Daytons vs. Donaldsons: Southdale Success

How Dayton’s and Donaldson’s joined forces in 1956.
Minneapolis shopping center rivals Dayton's and Donaldson's (pictured here) teamed up to anchor the new Southdale Mall in 1956.

For most of the 20th century, Dayton’s and Donaldson’s battled each other for Minneapolis shoppers as they faced each other across Nicollet Avenue at Seventh Street. So when the Dayton brothers invited their longtime rival to join them in anchoring the new Southdale mall in 1956, some questioned their business sense.

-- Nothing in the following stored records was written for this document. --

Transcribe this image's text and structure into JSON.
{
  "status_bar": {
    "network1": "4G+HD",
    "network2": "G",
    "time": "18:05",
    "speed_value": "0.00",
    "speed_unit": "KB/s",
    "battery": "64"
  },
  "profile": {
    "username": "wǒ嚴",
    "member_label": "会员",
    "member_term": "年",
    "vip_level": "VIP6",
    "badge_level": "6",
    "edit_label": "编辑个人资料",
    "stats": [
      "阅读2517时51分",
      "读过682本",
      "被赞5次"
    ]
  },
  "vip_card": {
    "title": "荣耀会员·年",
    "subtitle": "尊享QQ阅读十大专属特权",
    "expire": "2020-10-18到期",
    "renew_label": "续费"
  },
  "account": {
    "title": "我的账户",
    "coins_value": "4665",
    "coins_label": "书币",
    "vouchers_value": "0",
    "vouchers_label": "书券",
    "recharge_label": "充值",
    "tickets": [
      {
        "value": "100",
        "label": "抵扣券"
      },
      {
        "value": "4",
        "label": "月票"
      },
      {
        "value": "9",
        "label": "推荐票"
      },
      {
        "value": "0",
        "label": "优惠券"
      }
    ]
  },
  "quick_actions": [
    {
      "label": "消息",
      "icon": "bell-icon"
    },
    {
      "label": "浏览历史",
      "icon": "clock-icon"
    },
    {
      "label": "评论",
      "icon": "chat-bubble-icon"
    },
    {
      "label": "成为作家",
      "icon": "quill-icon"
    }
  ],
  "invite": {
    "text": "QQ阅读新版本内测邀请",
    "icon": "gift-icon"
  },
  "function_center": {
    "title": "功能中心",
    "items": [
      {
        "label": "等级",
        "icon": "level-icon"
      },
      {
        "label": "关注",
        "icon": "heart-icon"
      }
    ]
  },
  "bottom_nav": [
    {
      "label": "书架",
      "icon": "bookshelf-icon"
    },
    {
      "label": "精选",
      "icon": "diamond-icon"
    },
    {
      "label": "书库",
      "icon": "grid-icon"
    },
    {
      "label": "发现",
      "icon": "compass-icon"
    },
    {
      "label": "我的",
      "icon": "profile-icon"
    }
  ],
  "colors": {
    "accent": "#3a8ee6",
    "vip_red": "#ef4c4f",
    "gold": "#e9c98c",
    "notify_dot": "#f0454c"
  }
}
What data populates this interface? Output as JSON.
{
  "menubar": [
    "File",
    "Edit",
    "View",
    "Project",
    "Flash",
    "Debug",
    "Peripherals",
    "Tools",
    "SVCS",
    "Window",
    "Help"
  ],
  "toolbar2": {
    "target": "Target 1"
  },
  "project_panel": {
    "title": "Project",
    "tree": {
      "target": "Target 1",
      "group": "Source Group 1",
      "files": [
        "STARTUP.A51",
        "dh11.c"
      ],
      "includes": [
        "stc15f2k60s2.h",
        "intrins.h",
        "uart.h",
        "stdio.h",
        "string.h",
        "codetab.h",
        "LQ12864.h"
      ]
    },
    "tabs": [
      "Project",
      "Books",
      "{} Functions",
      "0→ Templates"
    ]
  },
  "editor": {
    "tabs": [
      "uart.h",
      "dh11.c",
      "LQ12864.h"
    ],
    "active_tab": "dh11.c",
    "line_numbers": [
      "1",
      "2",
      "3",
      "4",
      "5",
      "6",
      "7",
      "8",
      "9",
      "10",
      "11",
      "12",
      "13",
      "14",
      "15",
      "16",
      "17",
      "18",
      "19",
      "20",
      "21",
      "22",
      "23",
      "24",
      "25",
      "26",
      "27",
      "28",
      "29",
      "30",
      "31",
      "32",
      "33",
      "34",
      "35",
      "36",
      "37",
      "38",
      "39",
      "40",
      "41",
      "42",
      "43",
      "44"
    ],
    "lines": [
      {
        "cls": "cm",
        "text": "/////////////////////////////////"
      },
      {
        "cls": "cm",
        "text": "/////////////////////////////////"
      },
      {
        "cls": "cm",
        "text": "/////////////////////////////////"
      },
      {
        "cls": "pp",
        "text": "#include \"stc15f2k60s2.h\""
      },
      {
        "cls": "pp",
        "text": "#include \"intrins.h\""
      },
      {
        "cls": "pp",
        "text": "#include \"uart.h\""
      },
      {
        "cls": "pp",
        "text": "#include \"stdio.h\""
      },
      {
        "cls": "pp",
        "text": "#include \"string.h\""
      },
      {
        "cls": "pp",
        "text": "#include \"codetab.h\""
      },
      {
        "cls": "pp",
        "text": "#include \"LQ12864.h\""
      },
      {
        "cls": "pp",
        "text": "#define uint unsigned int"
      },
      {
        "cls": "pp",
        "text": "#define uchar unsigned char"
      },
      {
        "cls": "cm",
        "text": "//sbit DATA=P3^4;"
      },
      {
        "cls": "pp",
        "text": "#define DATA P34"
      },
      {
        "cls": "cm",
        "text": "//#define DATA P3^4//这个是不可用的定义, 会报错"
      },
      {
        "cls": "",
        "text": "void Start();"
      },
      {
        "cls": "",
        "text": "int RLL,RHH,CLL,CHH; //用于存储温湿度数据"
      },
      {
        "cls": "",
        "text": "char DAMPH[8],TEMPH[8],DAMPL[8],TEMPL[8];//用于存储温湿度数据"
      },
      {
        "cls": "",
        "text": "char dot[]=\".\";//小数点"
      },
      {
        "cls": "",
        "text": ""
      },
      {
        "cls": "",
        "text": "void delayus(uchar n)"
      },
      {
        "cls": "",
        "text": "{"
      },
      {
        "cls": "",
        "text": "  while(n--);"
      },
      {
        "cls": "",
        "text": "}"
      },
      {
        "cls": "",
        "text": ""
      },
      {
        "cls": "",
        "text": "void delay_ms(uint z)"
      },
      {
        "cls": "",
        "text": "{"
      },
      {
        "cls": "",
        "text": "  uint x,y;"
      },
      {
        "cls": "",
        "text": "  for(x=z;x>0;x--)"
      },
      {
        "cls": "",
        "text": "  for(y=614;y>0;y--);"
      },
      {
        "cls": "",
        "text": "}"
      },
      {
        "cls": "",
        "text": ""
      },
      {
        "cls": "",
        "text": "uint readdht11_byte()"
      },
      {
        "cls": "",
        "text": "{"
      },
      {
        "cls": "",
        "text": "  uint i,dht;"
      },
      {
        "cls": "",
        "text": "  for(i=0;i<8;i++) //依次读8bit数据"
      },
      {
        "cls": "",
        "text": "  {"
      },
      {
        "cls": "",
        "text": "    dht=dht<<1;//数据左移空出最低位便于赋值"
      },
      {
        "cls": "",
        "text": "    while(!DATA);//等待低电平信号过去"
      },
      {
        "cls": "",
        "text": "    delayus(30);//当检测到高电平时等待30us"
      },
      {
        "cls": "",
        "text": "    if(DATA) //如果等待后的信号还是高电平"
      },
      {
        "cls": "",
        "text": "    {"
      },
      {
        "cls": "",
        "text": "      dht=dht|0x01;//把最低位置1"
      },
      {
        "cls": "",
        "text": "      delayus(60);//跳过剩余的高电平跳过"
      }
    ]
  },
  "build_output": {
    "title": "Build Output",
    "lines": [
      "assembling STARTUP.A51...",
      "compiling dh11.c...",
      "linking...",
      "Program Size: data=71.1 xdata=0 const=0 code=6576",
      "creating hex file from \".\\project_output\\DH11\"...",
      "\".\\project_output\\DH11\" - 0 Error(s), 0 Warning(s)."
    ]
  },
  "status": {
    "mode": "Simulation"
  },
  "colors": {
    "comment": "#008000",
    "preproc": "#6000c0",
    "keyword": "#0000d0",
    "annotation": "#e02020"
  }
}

Turns out that having two strong retailers anchoring each end of the mall helped guarantee Southdale’s success. Shoppers walking from one department store to another made stops along the way at the smaller businesses. They lingered to enjoy the birds and flowers in the Garden Court and stayed for lunch. And then they shopped some more.

Having two anchors distinguished Southdale as a regional shopping center, compared with older local malls with small shops clustered around one large merchant. In 1972, Southdale added a third anchor, JCPenney, in a new wing of the mall.

While Dayton’s (renamed Marshall Fields in 1991 and then Macy’s in 1995) remains today, the south end of the mall has not fared as well. Donaldson’s went through different ownership and names—Carson Pirie Scott and then Mervyn’s—and finally went out of business in 2004, leaving Southdale with an empty space for nearly seven years.

Herberger’s department store remodeled the space and opened to great fanfare in November 2011. “This mall is going to be restored to its former glory,” Edina Mayor Jim Hovland predicted at opening ceremonies, to the applause of shoppers. “Between Herberger’s showing their faith and leading the way and Simon Development agreeing to put an extensive amount of remodeling into this mall, we will once again be the best mall in America.”


“History Happened Here,” an upcoming Edina Historical Society exhibit, will showcase historic photos in the places they were taken. The exhibit opens in June 2012 in honor of Edina’s quasquicentennial (125th anniversary).